### ACTION ITEM
Pick the lines holding the string "Find" out of the records and copy them.

(Dataset items)
_____

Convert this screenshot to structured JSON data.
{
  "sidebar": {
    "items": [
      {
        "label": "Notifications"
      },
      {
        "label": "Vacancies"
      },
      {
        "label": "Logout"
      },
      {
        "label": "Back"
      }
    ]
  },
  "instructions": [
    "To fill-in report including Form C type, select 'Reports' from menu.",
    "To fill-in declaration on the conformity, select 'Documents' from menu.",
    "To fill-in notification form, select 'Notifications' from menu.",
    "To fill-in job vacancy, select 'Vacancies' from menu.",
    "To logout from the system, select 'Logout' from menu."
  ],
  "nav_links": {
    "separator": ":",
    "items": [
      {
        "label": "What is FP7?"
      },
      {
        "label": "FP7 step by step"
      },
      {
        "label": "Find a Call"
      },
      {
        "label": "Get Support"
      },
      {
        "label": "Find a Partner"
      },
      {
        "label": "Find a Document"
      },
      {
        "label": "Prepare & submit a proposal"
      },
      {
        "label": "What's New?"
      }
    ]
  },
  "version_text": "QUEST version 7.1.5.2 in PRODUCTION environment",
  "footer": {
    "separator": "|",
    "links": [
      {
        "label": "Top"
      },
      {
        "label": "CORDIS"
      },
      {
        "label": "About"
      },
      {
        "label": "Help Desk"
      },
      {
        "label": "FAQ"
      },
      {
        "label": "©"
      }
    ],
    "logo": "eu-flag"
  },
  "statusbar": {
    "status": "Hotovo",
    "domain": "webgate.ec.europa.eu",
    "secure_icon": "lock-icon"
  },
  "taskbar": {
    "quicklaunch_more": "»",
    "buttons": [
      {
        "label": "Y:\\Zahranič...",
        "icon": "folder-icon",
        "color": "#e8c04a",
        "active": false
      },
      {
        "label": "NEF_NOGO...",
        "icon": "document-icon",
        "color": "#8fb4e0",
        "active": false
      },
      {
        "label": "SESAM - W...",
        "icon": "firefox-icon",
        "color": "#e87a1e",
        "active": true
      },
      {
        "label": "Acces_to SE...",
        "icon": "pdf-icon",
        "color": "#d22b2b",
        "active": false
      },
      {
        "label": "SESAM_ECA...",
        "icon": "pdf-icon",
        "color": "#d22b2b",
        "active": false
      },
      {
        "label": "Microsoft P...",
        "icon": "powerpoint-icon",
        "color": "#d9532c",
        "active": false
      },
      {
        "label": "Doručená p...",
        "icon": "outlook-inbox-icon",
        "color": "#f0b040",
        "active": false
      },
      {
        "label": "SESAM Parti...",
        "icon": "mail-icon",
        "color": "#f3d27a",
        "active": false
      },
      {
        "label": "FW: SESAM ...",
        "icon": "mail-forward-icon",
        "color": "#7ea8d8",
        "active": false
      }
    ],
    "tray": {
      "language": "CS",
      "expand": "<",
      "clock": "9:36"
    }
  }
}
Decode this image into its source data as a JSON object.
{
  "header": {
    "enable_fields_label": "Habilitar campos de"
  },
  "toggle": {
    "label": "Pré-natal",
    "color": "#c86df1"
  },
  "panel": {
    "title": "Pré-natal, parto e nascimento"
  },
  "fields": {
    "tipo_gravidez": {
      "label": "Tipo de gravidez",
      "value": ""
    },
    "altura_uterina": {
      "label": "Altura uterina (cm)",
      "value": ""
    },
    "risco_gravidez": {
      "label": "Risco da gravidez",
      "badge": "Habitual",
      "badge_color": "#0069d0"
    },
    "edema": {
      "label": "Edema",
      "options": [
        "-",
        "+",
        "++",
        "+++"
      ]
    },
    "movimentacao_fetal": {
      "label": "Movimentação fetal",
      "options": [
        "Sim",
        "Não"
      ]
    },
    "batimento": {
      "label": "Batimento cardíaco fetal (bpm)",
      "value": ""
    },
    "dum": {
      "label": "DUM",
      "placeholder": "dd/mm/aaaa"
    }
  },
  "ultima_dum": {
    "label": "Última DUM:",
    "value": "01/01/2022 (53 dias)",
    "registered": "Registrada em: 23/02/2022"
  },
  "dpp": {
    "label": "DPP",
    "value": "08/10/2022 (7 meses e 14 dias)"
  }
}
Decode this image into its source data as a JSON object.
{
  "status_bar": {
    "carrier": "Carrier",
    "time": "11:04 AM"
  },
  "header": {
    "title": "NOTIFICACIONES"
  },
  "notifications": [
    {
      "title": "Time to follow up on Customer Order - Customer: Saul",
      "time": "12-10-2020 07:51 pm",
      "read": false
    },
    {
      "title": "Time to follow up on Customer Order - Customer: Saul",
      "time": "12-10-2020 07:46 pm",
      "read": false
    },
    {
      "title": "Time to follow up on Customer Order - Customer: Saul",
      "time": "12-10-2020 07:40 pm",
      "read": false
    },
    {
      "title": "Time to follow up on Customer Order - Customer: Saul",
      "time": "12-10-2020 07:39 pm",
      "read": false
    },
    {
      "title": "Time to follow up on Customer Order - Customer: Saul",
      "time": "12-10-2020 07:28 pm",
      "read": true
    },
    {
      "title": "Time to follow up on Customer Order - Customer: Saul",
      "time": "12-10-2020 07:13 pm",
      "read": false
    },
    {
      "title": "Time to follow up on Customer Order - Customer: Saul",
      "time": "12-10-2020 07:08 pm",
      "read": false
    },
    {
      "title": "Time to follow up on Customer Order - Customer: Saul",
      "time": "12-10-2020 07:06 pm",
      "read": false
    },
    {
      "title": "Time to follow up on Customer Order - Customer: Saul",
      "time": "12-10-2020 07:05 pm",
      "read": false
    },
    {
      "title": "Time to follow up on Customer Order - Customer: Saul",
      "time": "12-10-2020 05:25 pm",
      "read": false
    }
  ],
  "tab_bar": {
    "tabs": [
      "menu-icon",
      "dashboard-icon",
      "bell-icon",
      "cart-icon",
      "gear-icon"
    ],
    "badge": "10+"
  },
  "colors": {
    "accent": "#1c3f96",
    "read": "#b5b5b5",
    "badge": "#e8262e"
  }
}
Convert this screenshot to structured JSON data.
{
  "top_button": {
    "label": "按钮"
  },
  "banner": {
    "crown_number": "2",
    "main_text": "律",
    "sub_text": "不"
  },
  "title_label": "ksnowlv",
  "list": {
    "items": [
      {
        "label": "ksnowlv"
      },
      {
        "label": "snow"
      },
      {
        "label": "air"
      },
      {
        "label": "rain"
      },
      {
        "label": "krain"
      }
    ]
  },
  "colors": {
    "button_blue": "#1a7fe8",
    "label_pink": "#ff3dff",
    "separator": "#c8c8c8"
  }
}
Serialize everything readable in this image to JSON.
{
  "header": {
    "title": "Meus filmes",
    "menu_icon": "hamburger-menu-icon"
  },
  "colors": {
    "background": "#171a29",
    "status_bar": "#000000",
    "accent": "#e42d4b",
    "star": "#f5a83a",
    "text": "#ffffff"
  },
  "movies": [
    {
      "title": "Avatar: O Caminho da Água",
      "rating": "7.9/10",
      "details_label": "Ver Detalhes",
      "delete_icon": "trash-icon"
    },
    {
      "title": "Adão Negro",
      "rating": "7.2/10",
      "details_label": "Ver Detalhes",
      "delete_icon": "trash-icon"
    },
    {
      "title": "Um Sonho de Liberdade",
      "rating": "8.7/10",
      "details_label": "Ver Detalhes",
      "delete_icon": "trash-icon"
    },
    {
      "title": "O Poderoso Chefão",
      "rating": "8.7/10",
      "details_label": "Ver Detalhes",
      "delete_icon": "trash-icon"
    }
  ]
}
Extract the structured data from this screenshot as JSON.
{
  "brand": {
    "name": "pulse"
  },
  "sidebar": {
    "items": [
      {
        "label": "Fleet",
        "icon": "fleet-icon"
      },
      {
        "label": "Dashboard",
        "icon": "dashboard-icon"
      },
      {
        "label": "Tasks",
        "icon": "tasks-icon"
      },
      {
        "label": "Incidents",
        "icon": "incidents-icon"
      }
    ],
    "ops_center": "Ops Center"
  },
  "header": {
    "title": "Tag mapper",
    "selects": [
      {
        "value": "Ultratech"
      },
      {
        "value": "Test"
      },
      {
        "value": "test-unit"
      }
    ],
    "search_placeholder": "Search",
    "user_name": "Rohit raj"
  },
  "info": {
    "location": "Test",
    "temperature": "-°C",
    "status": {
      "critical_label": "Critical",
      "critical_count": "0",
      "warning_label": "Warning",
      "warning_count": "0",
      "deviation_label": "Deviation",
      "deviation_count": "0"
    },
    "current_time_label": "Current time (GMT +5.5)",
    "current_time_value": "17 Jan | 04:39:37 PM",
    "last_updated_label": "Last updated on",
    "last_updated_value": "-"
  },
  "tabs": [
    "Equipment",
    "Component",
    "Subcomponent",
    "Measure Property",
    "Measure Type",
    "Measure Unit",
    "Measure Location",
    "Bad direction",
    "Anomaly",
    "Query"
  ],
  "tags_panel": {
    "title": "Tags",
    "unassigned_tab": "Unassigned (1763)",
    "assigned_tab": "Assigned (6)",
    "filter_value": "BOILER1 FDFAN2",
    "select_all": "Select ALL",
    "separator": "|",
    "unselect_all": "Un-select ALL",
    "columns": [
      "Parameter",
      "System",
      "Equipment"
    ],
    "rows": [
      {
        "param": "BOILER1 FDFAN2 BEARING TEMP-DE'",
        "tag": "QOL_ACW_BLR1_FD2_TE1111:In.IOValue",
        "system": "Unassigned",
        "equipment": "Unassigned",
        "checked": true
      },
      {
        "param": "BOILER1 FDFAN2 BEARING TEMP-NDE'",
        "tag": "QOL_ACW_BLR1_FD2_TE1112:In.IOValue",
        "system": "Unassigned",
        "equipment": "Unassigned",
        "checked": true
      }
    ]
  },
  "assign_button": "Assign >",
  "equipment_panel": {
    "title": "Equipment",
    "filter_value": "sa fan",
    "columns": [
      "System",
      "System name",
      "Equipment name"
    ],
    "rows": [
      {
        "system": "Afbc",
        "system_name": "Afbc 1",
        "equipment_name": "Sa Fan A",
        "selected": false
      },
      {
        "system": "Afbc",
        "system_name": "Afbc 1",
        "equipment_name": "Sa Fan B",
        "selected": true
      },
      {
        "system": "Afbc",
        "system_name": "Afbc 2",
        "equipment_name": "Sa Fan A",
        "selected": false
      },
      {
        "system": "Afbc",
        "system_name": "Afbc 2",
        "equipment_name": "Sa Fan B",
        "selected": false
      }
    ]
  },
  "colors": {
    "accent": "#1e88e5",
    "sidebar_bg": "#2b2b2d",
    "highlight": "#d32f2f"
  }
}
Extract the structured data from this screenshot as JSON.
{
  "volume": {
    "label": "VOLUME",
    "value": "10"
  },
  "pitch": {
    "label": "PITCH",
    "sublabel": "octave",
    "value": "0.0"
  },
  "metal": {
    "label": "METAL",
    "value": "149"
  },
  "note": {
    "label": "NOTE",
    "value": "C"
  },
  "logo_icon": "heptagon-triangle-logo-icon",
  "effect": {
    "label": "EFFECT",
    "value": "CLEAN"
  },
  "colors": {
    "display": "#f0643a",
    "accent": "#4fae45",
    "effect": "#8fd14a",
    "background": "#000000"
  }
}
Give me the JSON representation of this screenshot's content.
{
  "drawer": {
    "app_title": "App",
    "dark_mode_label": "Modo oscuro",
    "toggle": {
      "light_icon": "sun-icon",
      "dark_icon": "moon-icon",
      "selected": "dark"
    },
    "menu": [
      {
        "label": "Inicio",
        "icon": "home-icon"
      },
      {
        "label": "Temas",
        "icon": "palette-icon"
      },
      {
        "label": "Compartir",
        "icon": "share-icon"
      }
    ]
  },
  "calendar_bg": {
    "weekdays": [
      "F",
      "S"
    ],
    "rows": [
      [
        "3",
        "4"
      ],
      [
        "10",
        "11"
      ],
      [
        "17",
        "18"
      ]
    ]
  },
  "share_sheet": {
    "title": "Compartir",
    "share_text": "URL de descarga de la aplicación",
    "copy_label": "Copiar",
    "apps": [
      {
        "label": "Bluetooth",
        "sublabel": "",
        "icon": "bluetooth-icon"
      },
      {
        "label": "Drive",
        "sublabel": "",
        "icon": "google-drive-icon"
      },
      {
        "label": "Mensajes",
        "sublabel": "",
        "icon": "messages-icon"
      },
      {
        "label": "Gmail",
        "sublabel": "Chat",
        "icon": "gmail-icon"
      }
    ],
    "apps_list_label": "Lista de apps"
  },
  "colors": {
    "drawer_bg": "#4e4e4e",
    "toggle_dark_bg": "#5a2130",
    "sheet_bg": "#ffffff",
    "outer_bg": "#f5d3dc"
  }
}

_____

### TASK RESPONSE
        "label": "Find a Call"
        "label": "Find a Partner"
        "label": "Find a Document"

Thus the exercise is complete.